Dr. Honda and his collaborators have further explored new structures based on CDDO and different five-ringed triterpenoids.
During the course of these investigations, Dr. Honda has designed three-ringed compounds with similar enone functionalities in rings A and C to those of CDDO, but having a much simpler structure than five-ringed triterpenoids. He and his collaborators have found that they are also a novel class of potent anti-inflammatory, cytoprotective, growth suppressive, and pro-apoptotic compounds. Amongst such three-ringed compounds, TBE-31 with the C-8a ethynyl group is much more potent than CDDO in various bioassays in vitro and in vivo. Thus, further investigation (design, synthesis, biological evaluation, etc.) of new TBE-31 analogues is currently being performed in order to discover analogues having different and/or better features than TBE-31, for example, higher potency and lower toxicity, better bioavailability and different distributions in organs, high water-solubility and so on.
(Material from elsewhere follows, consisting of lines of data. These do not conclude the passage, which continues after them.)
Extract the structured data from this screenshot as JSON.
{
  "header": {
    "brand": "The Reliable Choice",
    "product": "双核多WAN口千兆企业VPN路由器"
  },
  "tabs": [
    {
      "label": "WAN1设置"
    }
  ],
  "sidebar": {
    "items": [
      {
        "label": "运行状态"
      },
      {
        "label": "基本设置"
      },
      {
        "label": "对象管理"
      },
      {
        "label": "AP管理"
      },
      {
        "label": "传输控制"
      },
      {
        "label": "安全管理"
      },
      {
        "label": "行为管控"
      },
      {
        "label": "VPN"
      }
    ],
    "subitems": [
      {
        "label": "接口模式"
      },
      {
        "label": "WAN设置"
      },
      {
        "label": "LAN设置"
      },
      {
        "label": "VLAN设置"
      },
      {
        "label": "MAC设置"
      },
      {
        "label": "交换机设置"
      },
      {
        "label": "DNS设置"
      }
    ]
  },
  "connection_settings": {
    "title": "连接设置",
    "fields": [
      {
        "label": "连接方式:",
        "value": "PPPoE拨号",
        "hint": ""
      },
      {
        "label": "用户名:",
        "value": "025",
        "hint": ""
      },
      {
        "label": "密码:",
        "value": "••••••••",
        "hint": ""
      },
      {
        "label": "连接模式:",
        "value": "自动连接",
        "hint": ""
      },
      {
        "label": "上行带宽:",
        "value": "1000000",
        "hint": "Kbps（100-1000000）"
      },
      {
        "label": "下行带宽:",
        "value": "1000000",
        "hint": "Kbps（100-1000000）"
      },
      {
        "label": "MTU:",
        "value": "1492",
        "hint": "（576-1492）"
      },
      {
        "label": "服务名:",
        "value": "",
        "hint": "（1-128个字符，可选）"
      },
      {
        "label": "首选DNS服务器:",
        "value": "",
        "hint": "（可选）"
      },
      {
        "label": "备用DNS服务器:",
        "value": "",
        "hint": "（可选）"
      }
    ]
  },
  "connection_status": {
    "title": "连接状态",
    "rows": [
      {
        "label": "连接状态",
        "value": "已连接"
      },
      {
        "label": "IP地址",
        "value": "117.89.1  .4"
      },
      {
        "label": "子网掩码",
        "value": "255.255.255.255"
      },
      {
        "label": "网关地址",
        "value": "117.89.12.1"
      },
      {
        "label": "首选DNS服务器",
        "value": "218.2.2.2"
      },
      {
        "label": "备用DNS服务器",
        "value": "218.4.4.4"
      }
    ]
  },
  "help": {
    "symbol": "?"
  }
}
Mechanism studies suggest that CDDO regulates various molecules regarding inflammation, differentiation, apoptosis, and proliferation by reversible Michael addition between the cyano enone functionality of CDDO and the sulfhydryl groups of cysteine moieties on these molecules. Based on this fact and the structure of TBE-31, Dr. Honda has designed single-ringed compounds, which represent the ideal simple structure. The synthesis of these new compounds is currently in progress.